Task item
What is needed is an exact copy of the entries below, with every picture left out.

Supplied material
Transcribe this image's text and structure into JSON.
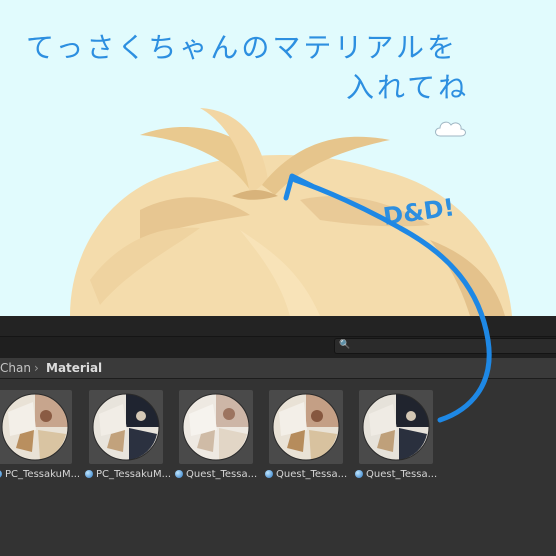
{
  "instruction": {
    "line1": "てっさくちゃんのマテリアルを",
    "line2": "入れてね"
  },
  "drag_hint": "D&D!",
  "project": {
    "breadcrumb": [
      "Chan",
      "Material"
    ],
    "search": {
      "placeholder": ""
    }
  },
  "assets": [
    {
      "name": "PC_TessakuM...",
      "style": "light"
    },
    {
      "name": "PC_TessakuM...",
      "style": "dark"
    },
    {
      "name": "Quest_Tessa...",
      "style": "pale"
    },
    {
      "name": "Quest_Tessa...",
      "style": "light"
    },
    {
      "name": "Quest_Tessa...",
      "style": "dark"
    }
  ],
  "colors": {
    "viewport_bg": "#e1fbfd",
    "hair": "#f5d9a6",
    "hair_shadow": "#d9b57e",
    "annotation_blue": "#2d8fe0",
    "panel_bg": "#333333"
  }
}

Output below
Transcribe this image's text and structure into JSON.
{
  "instruction": {
    "line1": "てっさくちゃんのマテリアルを",
    "line2": "入れてね"
  },
  "drag_hint": "D&D!",
  "project": {
    "breadcrumb": [
      "Chan",
      "Material"
    ],
    "search": {
      "placeholder": ""
    }
  },
  "assets": [
    {
      "name": "PC_TessakuM...",
      "style": "light"
    },
    {
      "name": "PC_TessakuM...",
      "style": "dark"
    },
    {
      "name": "Quest_Tessa...",
      "style": "pale"
    },
    {
      "name": "Quest_Tessa...",
      "style": "light"
    },
    {
      "name": "Quest_Tessa...",
      "style": "dark"
    }
  ],
  "colors": {
    "viewport_bg": "#e1fbfd",
    "hair": "#f5d9a6",
    "hair_shadow": "#d9b57e",
    "annotation_blue": "#2d8fe0",
    "panel_bg": "#333333"
  }
}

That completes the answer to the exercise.